Bisciotti: That’s it. You’re exactly right. Right now, we’re already dealing with a significant number of injuries. You know, we had a guy like Kelly Gregg go down and Justin Bannan steps right in and has a great year. Now, he’s in the regular rotation with Kelly. I see that more and more. I see more personnel come on and off the field and that’s so important because we want to keep those guys fresh.

Dispatch: So, this week it’s New England on the road. Is this game going to be a good barometer of where this team is and how far it still has to go?

Bisciotti: It is, but as you know, a couple of bounces of the ball can change a win to a loss and vice versa. So if we win, sure that’s going to be so important. I don’t know how many 3-0 teams are still out there, maybe six or seven, and after this weekend, there might be half that many at 4-0, so then the microscope gets on you even more and then you have different things to deal with. So, do we want to win and deal with the overconfidence as opposed to losing and having to regroup? Absolutely, of course we do. That’s what we’re trying to do.

I do think you can be fooled by a couple of games, but I don’t think you can be fooled by eight or 10. That’s when you really find out what you got. We’ve got a lot of tough opponents coming up – the Bears, the Packers, the Steelers twice, Cincinnati has shown they can play. We’ve got a lot of big games coming up – New England, the Vikings, the Colts – each week gets tougher than the last.

Dispatch: Really, it’s like playoff football week in and week out?

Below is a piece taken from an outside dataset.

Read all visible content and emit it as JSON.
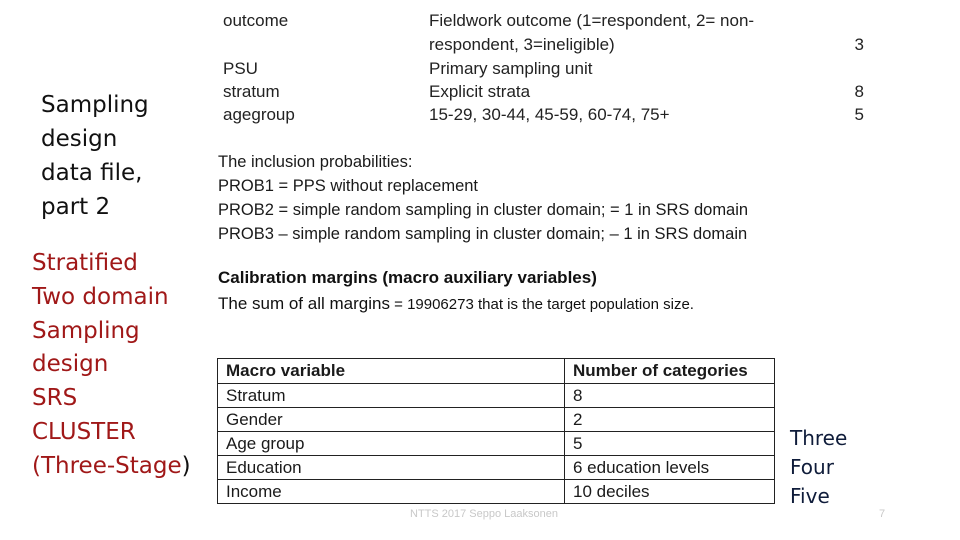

Bisciotti: It really is, but I think they’re ready for it. For that team to stay largely intact and remember what is was like, no matter how good things were going, and then you win in Miami and win in Tennessee and then you lose in Pittsburgh and there’s that finality of it all, you begin to realize it comes down to a couple of bounces of the ball. If Darren Stone doesn’t commit that horrible penalty that cost us like 28 yards, we might have gone down and kicked that game-winner. Instead, we were pushed way back and we were forced into an interception and then game over. So, these guys remember that acutely and that taste of success and then having it end so abruptly is going to do more for us this year than anything else because they know they can’t get too high. It only takes a three-hour game to let everything end when it gets down to single elimination in the playoffs.